One of three fluid-filled passages in the cochlea. The middle canal is sandwiched between the tympanic and vestibular canals and contains the cochlear partition. Also called scala media.
A map plotting the firing rate of an auditory nerve fiber against varying frequencies at a steady intensity.
auditory nerve fiber
A collection of neurons that convey information from hair cells in the cochlea to (afferent) and from (efferent) the brain stem.
The spectrum of a complex sound in which energy is at integer multiples of the fundamental frequency.
A region of cortex, lateral and adjacent to the belt area, where neurons respond to more complex characteristics of sounds, as well as to input from other senses.
The lowest-frequency component of a complex periodic sound.
Any cell that has stereocilia for transducing mechanical movement in the inner ear into neural activity sent to the brain; some hair cells also receive inputs from the brain.
Tuning of different parts of the cochlea to different frequencies, in which information about the particular frequency of an incoming sound wave is coded by the timing of neural firing as it relates to the period of the sound.
An air-filled chamber containing the middle bones, or ossicles. The middle ear conveys and amplifies vibration from the tympanic membrane to the oval window.
A soft area of tissue at the base of the tympanic canal that releases excess pressure remaining from extremely intense sounds.
conductive hearing loss
Hearing loss caused by problems with the bones of the middle ear.
The range of frequencies conveyed within a channel in the auditory system.
primary auditory cortex (A1)
The first area within the temporal lobes of the brain responsible for processing acoustic information.
The combined basilar membrane, tectorial membrane, and organ of Corti, which are together responsible for the transduction of sound waves into neural signals.
A midbrain nucleus in the auditory pathway.
A representation of the relative energy (intensity) present at each frequency.
One of the three ossicles. The malleus receives vibration from the tympanic membrane and is attached to the incus.

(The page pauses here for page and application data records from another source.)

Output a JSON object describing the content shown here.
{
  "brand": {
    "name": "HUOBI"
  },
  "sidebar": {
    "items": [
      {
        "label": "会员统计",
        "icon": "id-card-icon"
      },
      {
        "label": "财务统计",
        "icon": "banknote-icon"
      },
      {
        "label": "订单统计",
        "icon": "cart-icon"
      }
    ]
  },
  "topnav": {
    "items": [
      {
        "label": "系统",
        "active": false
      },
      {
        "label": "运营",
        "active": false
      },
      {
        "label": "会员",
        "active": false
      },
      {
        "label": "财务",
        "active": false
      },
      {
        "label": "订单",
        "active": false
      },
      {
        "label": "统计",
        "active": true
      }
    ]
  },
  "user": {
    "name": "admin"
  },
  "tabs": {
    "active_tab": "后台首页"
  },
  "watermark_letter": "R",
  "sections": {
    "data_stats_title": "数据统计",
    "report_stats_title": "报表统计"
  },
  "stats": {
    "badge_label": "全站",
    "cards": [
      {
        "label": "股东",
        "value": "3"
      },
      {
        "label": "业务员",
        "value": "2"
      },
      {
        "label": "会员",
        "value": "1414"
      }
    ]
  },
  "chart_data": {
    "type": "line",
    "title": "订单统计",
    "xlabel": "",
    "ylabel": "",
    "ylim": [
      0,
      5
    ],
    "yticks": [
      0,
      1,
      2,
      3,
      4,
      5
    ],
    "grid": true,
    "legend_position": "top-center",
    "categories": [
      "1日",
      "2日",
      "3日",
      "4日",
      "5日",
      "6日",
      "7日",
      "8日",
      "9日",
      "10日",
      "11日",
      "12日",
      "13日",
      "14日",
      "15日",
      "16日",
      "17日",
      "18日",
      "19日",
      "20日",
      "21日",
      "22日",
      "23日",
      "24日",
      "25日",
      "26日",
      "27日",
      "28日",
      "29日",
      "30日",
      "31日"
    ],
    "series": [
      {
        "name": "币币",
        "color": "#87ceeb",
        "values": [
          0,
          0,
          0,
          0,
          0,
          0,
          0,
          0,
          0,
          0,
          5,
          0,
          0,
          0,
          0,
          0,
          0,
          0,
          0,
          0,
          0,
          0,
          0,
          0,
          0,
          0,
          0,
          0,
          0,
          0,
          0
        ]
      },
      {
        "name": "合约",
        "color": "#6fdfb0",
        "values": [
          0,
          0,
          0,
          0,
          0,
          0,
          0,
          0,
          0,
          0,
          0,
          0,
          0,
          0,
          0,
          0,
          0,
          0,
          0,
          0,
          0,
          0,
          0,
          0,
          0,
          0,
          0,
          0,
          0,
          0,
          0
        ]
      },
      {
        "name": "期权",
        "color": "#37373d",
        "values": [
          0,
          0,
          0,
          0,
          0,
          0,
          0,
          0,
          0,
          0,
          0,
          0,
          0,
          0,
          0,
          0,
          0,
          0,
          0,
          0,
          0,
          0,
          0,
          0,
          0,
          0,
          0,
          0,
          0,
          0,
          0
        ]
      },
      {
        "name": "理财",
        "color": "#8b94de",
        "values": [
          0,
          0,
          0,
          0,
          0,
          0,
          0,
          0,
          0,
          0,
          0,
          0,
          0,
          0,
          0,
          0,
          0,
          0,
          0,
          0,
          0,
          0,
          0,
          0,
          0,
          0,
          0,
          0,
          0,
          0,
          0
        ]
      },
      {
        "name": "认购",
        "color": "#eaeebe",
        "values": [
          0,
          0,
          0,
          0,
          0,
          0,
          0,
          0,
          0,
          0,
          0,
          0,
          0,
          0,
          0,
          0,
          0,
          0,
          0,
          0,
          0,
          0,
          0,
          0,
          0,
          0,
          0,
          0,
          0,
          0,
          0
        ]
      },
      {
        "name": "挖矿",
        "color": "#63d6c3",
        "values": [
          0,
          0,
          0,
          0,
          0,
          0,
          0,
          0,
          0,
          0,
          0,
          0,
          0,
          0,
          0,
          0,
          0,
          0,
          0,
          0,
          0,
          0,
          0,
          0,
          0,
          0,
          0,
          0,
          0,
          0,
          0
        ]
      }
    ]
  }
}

A decrease in the firing rate of one auditory nerve fiber due to one tone, when a second tone is presented at the same time.